Every time we’ve been away with Vince so far, we seem to bed down to the sounds of roaring wind and lashing rain. This trip was no exception! It’s so cosy in the warm van, nightcap in hand and listening to all that weather going on outside.

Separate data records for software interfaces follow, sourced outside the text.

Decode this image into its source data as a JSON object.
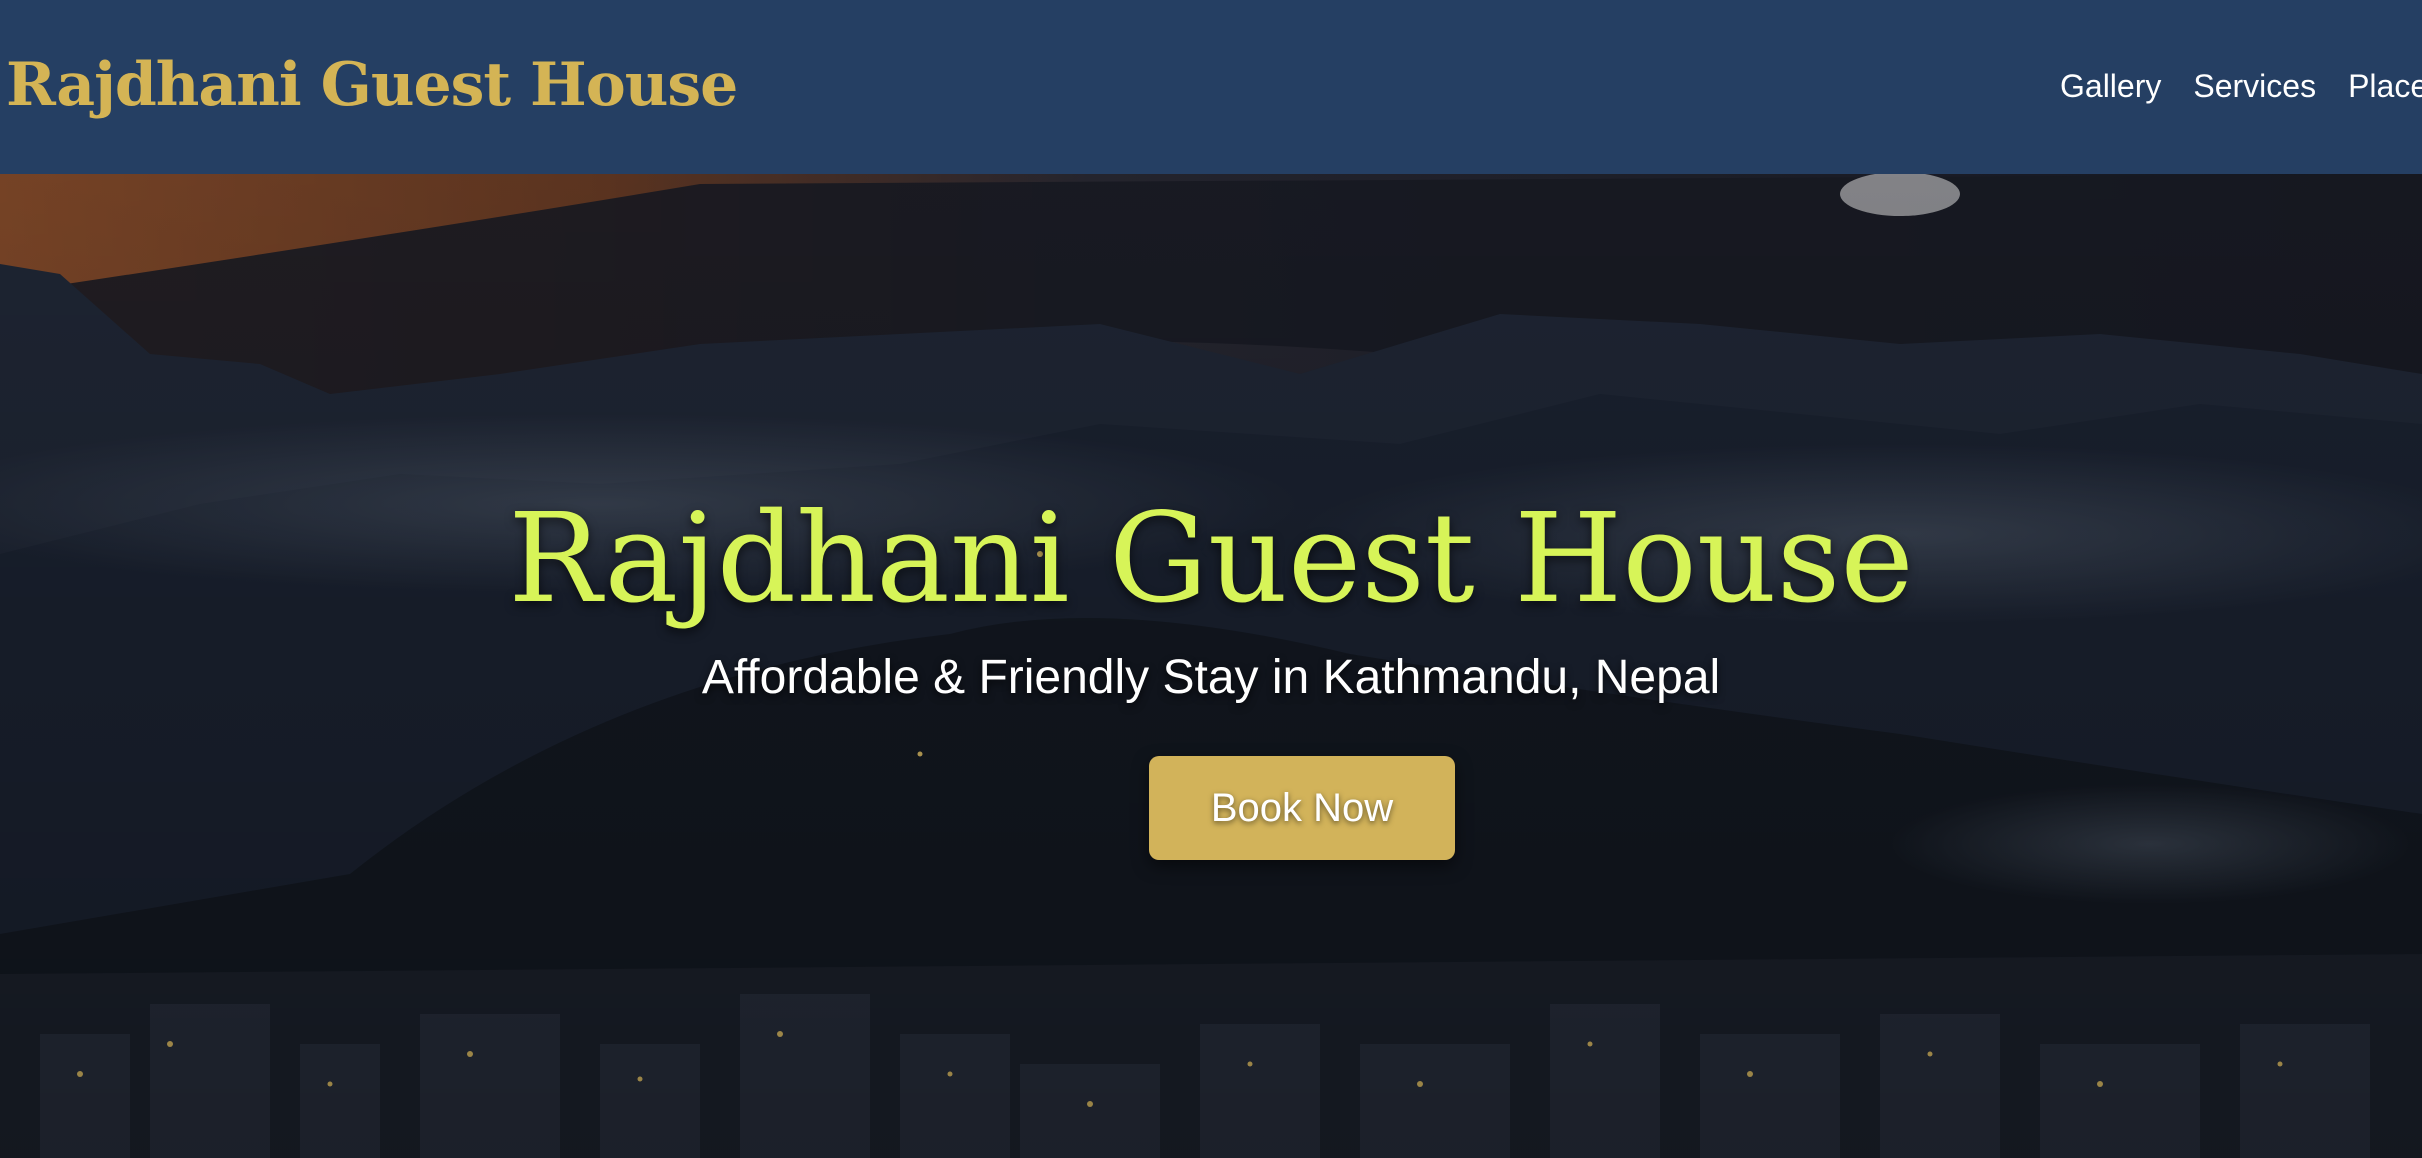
{
  "header": {
    "brand": "Rajdhani Guest House",
    "nav": [
      {
        "label": "Gallery"
      },
      {
        "label": "Services"
      },
      {
        "label": "Places"
      }
    ]
  },
  "hero": {
    "title": "Rajdhani Guest House",
    "subtitle": "Affordable & Friendly Stay in Kathmandu, Nepal",
    "cta_label": "Book Now"
  },
  "colors": {
    "header_bg": "#253f63",
    "brand": "#d4b455",
    "hero_title": "#d7f458",
    "button_bg": "#d2b35a"
  }
}
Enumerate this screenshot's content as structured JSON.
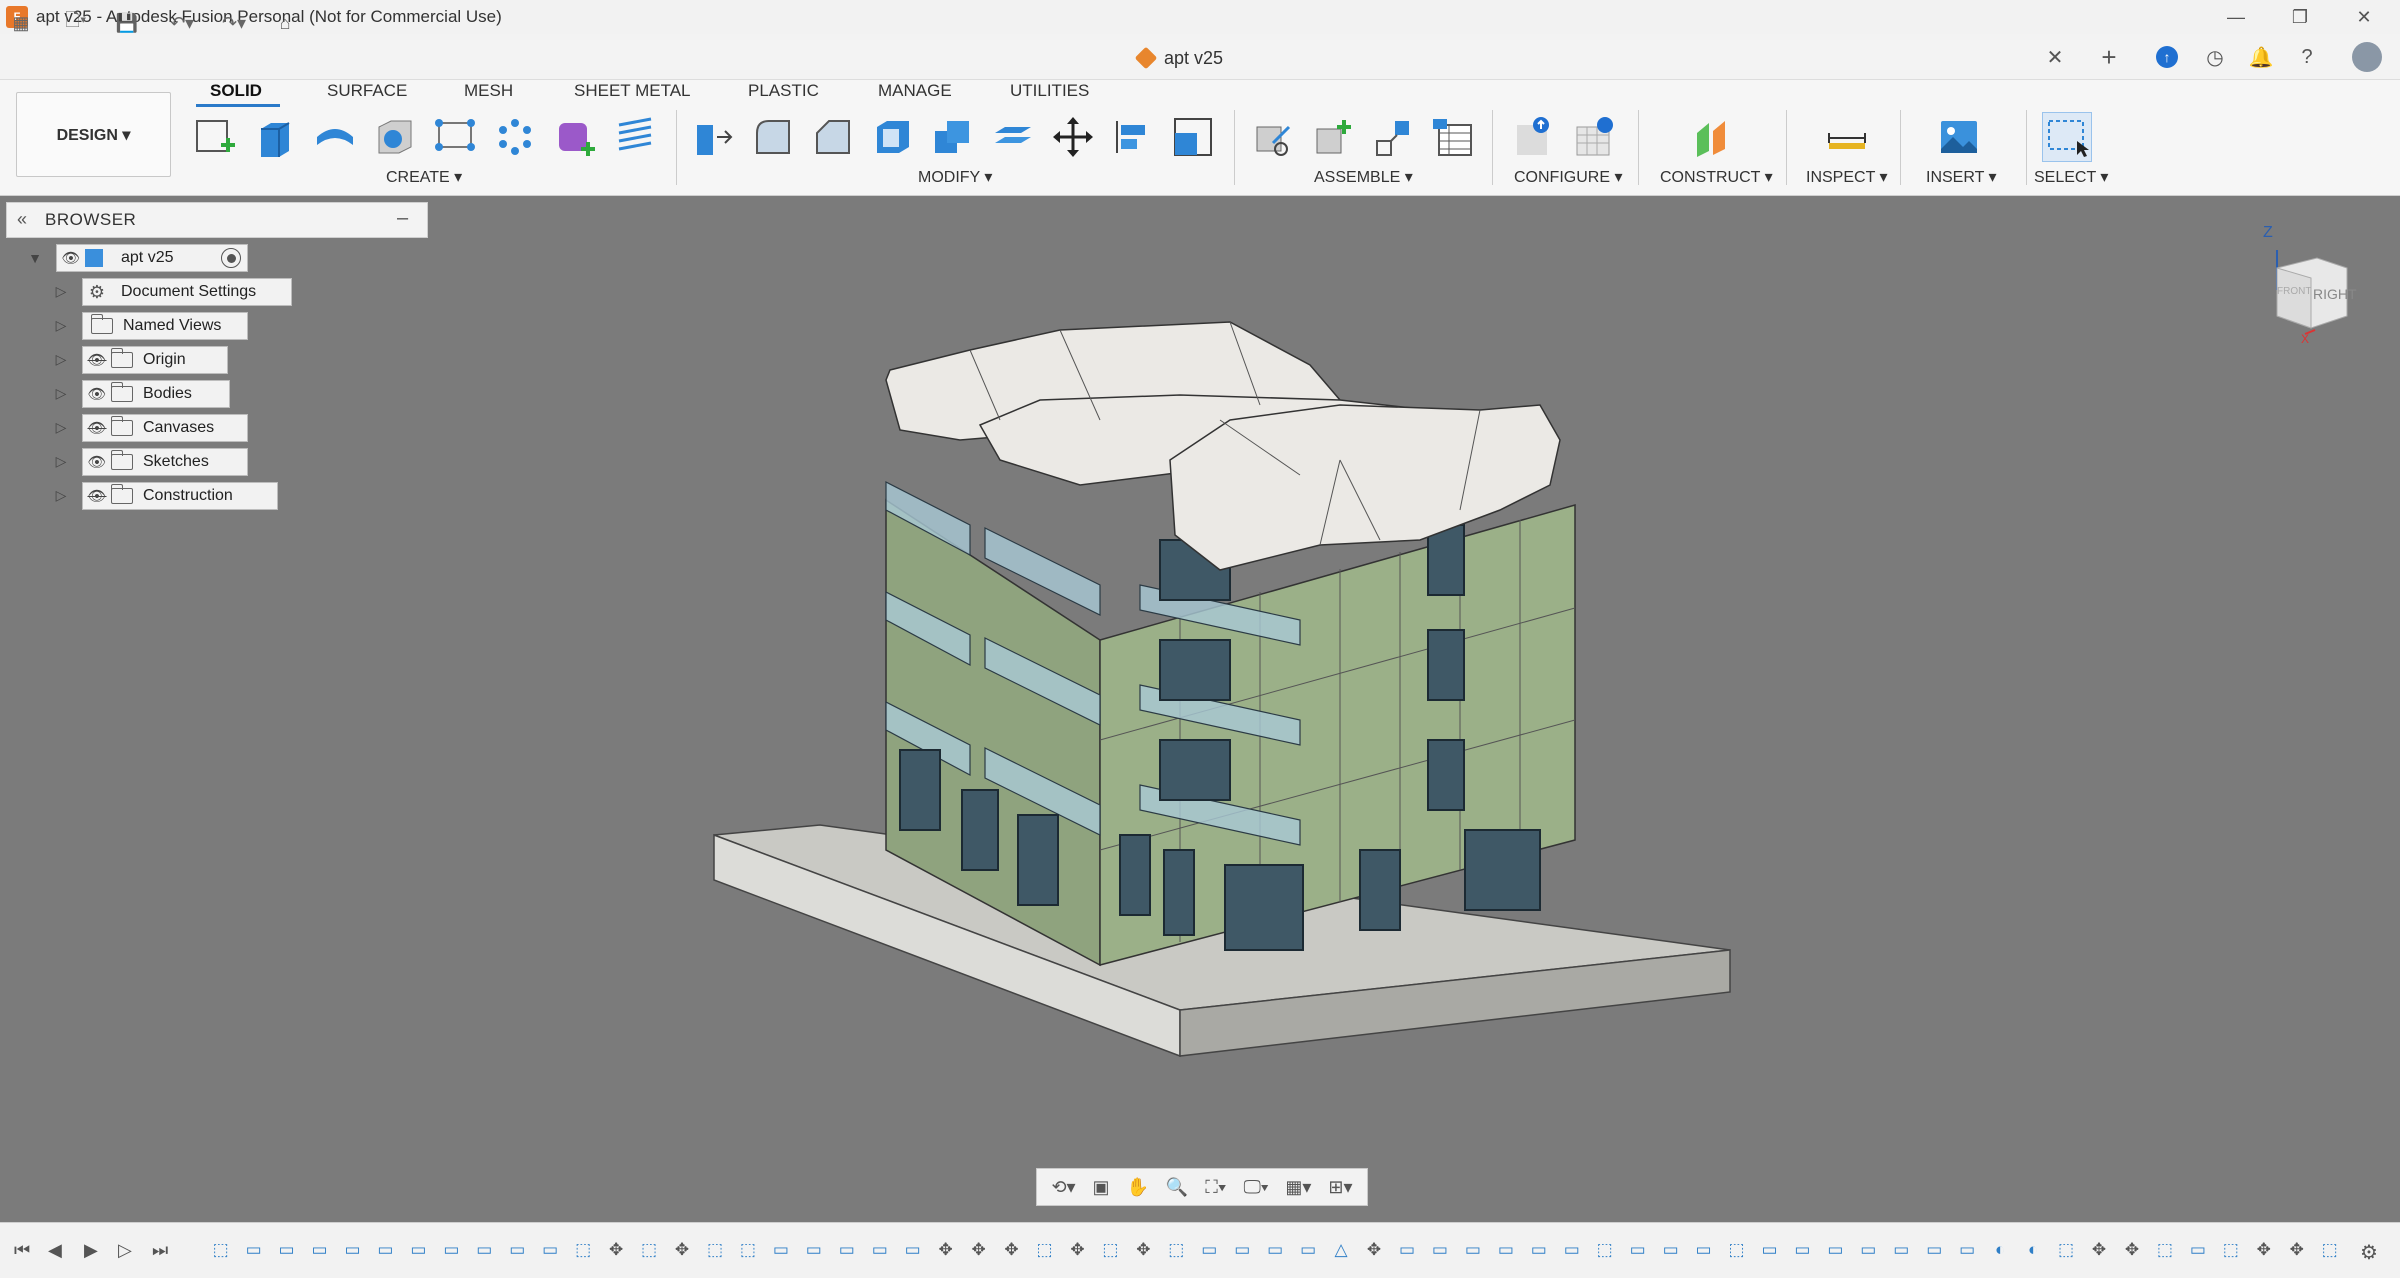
{
  "window": {
    "app_logo": "F",
    "title": "apt v25 - Autodesk Fusion Personal (Not for Commercial Use)",
    "minimize": "—",
    "maximize": "❐",
    "close": "✕"
  },
  "document_tab": {
    "label": "apt v25",
    "close": "✕"
  },
  "design_button": {
    "label": "DESIGN ▾"
  },
  "ribbon_tabs": [
    {
      "label": "SOLID",
      "active": true
    },
    {
      "label": "SURFACE"
    },
    {
      "label": "MESH"
    },
    {
      "label": "SHEET METAL"
    },
    {
      "label": "PLASTIC"
    },
    {
      "label": "MANAGE"
    },
    {
      "label": "UTILITIES"
    }
  ],
  "ribbon_groups": {
    "create": "CREATE ▾",
    "modify": "MODIFY ▾",
    "assemble": "ASSEMBLE ▾",
    "configure": "CONFIGURE ▾",
    "construct": "CONSTRUCT ▾",
    "inspect": "INSPECT ▾",
    "insert": "INSERT ▾",
    "select": "SELECT ▾"
  },
  "browser": {
    "title": "BROWSER",
    "collapse": "«",
    "minimize": "–",
    "root": {
      "label": "apt v25"
    },
    "nodes": [
      {
        "label": "Document Settings"
      },
      {
        "label": "Named Views"
      },
      {
        "label": "Origin"
      },
      {
        "label": "Bodies"
      },
      {
        "label": "Canvases"
      },
      {
        "label": "Sketches"
      },
      {
        "label": "Construction"
      }
    ]
  },
  "viewcube": {
    "right": "RIGHT",
    "front": "FRONT",
    "z": "Z",
    "x": "X"
  },
  "colors": {
    "viewport": "#7b7b7b",
    "accent": "#2b7ac9",
    "building_wall": "#93a882",
    "roof": "#e8e6e2",
    "glass": "#a9c9d6",
    "base": "#c9c9c4"
  }
}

Sunday morning saw us taking advantage of the excellent shower facilities rather than using Vince’s cupboard, then we disconnected from the services to head off before 11.30 – the site’s draconian terms and conditions left us in no uncertain terms that we’d be charged for another night if we were any later. We decided to head north to have a look at the coast and managed to find a large parking slot at Kinmel Bay Nature Reserve west of Rhyl. We kitted up and went for a wander along the sea front in the howling wind. After fifteen minutes of being sand-blasted and deafened we gave it up as a bad job and retired back to the van to start the run home. One of the nicest things about taking your home with you is that if you’re feeling a little ‘tired’ after one too many red wines with your steak, you can just pull over for tea and toast and a little rest before carrying on with your journey. And as a middle-aged fella Ken can’t speak highly enough of taking your own loo with you…